[RECORDS FOR THIS TASK]:
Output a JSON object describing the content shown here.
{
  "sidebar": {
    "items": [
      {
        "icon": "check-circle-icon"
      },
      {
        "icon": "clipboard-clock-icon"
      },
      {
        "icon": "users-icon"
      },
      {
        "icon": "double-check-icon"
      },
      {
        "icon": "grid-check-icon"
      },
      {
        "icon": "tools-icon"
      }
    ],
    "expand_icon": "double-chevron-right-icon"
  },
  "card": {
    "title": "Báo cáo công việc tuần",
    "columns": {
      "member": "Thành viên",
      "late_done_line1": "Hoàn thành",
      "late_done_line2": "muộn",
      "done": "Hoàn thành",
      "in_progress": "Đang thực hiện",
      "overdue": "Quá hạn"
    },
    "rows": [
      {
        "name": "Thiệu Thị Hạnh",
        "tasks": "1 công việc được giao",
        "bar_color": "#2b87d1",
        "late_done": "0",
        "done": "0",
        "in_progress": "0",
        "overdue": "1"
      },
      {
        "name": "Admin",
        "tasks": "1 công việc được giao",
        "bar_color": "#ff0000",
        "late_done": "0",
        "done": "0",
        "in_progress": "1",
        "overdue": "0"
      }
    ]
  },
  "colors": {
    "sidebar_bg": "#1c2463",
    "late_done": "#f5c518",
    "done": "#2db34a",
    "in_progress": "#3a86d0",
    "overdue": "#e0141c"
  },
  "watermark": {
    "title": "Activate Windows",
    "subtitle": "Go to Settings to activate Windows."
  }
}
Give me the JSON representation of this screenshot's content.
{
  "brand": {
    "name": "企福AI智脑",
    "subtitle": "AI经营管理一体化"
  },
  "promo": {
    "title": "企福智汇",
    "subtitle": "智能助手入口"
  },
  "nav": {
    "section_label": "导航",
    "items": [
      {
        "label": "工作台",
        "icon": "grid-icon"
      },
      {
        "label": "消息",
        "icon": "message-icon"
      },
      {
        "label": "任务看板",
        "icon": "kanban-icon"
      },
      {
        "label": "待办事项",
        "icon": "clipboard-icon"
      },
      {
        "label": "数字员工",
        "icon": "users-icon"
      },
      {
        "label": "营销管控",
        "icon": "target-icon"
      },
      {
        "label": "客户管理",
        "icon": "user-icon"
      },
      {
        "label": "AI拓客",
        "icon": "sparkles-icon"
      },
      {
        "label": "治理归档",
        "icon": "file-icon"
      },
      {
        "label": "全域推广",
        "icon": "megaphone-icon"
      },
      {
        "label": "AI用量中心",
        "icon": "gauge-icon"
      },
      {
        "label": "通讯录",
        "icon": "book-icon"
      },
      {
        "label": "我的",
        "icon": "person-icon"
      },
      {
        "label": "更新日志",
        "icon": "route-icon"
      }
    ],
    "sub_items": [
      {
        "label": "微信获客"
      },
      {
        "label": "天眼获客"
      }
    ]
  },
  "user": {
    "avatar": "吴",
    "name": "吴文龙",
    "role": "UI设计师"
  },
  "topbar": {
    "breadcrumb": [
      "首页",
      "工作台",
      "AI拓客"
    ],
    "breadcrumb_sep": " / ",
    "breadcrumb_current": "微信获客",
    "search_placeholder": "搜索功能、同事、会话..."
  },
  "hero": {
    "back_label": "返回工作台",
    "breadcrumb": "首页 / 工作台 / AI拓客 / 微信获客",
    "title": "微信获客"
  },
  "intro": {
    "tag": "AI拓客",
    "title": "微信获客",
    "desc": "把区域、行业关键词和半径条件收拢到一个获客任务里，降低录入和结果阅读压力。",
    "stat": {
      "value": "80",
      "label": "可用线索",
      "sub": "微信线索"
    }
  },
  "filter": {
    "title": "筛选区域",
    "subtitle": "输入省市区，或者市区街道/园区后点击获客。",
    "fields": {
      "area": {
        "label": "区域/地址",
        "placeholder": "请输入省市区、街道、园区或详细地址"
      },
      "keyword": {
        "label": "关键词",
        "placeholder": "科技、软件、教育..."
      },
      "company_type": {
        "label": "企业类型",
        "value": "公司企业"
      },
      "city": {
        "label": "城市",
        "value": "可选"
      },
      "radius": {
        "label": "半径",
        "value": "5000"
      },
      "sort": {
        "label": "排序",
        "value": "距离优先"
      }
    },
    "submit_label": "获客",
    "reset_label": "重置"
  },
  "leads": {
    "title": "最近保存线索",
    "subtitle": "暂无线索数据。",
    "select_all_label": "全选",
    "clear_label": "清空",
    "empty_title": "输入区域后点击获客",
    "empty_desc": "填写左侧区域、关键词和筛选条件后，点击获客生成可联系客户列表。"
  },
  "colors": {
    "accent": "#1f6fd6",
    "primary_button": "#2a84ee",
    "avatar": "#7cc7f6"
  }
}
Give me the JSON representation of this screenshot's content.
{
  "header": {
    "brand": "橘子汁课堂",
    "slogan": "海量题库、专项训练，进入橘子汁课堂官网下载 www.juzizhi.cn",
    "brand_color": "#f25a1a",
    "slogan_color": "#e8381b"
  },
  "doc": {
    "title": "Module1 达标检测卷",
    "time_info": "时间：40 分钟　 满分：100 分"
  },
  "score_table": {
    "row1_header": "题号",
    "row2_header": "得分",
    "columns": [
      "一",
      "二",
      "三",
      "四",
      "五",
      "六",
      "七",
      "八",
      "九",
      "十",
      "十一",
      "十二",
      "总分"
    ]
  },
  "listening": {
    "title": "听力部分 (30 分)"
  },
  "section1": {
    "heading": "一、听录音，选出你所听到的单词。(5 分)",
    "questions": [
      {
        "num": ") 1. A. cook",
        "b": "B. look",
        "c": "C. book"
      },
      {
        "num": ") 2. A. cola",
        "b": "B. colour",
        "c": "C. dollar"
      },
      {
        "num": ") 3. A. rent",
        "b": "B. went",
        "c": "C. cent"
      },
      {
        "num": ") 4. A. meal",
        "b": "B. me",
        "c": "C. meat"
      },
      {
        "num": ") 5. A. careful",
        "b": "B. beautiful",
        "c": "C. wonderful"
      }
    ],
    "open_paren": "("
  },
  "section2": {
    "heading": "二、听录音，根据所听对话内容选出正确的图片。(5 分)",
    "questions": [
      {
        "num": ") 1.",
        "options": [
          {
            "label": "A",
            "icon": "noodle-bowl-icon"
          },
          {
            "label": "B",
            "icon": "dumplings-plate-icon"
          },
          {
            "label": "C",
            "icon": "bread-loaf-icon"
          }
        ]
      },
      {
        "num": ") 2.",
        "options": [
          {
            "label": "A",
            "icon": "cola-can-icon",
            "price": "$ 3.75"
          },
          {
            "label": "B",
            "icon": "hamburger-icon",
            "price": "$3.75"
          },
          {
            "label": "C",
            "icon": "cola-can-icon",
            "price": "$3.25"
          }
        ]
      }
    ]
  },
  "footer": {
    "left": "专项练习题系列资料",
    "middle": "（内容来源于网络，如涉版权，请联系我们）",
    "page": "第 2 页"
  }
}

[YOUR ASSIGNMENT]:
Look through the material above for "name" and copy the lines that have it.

[RESPONSE TO THIS TASK]:
        "name": "Thiệu Thị Hạnh",
        "name": "Admin",
    "name": "企福AI智脑",
    "name": "吴文龙",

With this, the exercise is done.